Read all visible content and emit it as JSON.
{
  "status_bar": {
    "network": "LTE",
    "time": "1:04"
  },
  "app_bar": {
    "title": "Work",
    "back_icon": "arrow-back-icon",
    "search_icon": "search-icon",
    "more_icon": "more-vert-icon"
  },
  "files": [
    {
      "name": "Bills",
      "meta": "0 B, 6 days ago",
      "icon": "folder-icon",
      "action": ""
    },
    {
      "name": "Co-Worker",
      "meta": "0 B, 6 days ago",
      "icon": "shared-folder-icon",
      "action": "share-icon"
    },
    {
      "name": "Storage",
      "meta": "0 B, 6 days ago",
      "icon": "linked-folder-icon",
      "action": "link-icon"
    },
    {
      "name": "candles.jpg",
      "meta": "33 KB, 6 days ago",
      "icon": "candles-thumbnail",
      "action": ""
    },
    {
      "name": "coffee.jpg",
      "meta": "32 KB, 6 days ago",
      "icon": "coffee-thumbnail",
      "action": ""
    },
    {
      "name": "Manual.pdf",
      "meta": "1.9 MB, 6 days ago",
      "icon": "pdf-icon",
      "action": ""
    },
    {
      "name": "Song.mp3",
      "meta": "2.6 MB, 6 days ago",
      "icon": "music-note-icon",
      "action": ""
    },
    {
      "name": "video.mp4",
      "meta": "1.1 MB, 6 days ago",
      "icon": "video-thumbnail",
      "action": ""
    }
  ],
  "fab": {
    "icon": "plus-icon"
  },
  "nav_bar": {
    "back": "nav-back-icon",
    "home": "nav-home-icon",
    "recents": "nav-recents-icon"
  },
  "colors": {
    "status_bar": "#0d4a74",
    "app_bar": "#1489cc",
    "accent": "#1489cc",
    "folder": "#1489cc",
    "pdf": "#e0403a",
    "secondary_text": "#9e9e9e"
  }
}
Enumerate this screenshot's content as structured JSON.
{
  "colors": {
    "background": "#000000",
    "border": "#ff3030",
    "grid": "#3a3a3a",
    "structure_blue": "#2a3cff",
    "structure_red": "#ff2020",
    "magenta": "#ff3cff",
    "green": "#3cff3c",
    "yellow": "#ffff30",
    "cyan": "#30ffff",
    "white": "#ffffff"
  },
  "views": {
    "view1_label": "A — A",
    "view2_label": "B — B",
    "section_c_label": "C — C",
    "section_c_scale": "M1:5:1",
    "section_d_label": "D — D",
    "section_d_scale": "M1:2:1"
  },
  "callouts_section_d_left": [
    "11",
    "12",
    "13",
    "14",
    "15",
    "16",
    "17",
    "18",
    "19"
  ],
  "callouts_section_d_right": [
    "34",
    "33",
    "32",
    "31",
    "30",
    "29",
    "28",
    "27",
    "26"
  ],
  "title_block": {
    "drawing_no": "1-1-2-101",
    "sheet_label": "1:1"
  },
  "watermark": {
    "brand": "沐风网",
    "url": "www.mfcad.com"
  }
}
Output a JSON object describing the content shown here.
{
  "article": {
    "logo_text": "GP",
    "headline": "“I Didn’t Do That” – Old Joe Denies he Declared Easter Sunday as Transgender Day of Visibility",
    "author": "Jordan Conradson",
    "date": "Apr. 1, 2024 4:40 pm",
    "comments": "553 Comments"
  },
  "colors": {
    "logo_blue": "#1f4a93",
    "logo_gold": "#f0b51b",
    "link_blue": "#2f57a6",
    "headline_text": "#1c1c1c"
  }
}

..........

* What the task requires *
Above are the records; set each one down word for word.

* Answer for the task *
Read all visible content and emit it as JSON.
{
  "status_bar": {
    "network": "LTE",
    "time": "1:04"
  },
  "app_bar": {
    "title": "Work",
    "back_icon": "arrow-back-icon",
    "search_icon": "search-icon",
    "more_icon": "more-vert-icon"
  },
  "files": [
    {
      "name": "Bills",
      "meta": "0 B, 6 days ago",
      "icon": "folder-icon",
      "action": ""
    },
    {
      "name": "Co-Worker",
      "meta": "0 B, 6 days ago",
      "icon": "shared-folder-icon",
      "action": "share-icon"
    },
    {
      "name": "Storage",
      "meta": "0 B, 6 days ago",
      "icon": "linked-folder-icon",
      "action": "link-icon"
    },
    {
      "name": "candles.jpg",
      "meta": "33 KB, 6 days ago",
      "icon": "candles-thumbnail",
      "action": ""
    },
    {
      "name": "coffee.jpg",
      "meta": "32 KB, 6 days ago",
      "icon": "coffee-thumbnail",
      "action": ""
    },
    {
      "name": "Manual.pdf",
      "meta": "1.9 MB, 6 days ago",
      "icon": "pdf-icon",
      "action": ""
    },
    {
      "name": "Song.mp3",
      "meta": "2.6 MB, 6 days ago",
      "icon": "music-note-icon",
      "action": ""
    },
    {
      "name": "video.mp4",
      "meta": "1.1 MB, 6 days ago",
      "icon": "video-thumbnail",
      "action": ""
    }
  ],
  "fab": {
    "icon": "plus-icon"
  },
  "nav_bar": {
    "back": "nav-back-icon",
    "home": "nav-home-icon",
    "recents": "nav-recents-icon"
  },
  "colors": {
    "status_bar": "#0d4a74",
    "app_bar": "#1489cc",
    "accent": "#1489cc",
    "folder": "#1489cc",
    "pdf": "#e0403a",
    "secondary_text": "#9e9e9e"
  }
}
Enumerate this screenshot's content as structured JSON.
{
  "colors": {
    "background": "#000000",
    "border": "#ff3030",
    "grid": "#3a3a3a",
    "structure_blue": "#2a3cff",
    "structure_red": "#ff2020",
    "magenta": "#ff3cff",
    "green": "#3cff3c",
    "yellow": "#ffff30",
    "cyan": "#30ffff",
    "white": "#ffffff"
  },
  "views": {
    "view1_label": "A — A",
    "view2_label": "B — B",
    "section_c_label": "C — C",
    "section_c_scale": "M1:5:1",
    "section_d_label": "D — D",
    "section_d_scale": "M1:2:1"
  },
  "callouts_section_d_left": [
    "11",
    "12",
    "13",
    "14",
    "15",
    "16",
    "17",
    "18",
    "19"
  ],
  "callouts_section_d_right": [
    "34",
    "33",
    "32",
    "31",
    "30",
    "29",
    "28",
    "27",
    "26"
  ],
  "title_block": {
    "drawing_no": "1-1-2-101",
    "sheet_label": "1:1"
  },
  "watermark": {
    "brand": "沐风网",
    "url": "www.mfcad.com"
  }
}
Output a JSON object describing the content shown here.
{
  "article": {
    "logo_text": "GP",
    "headline": "“I Didn’t Do That” – Old Joe Denies he Declared Easter Sunday as Transgender Day of Visibility",
    "author": "Jordan Conradson",
    "date": "Apr. 1, 2024 4:40 pm",
    "comments": "553 Comments"
  },
  "colors": {
    "logo_blue": "#1f4a93",
    "logo_gold": "#f0b51b",
    "link_blue": "#2f57a6",
    "headline_text": "#1c1c1c"
  }
}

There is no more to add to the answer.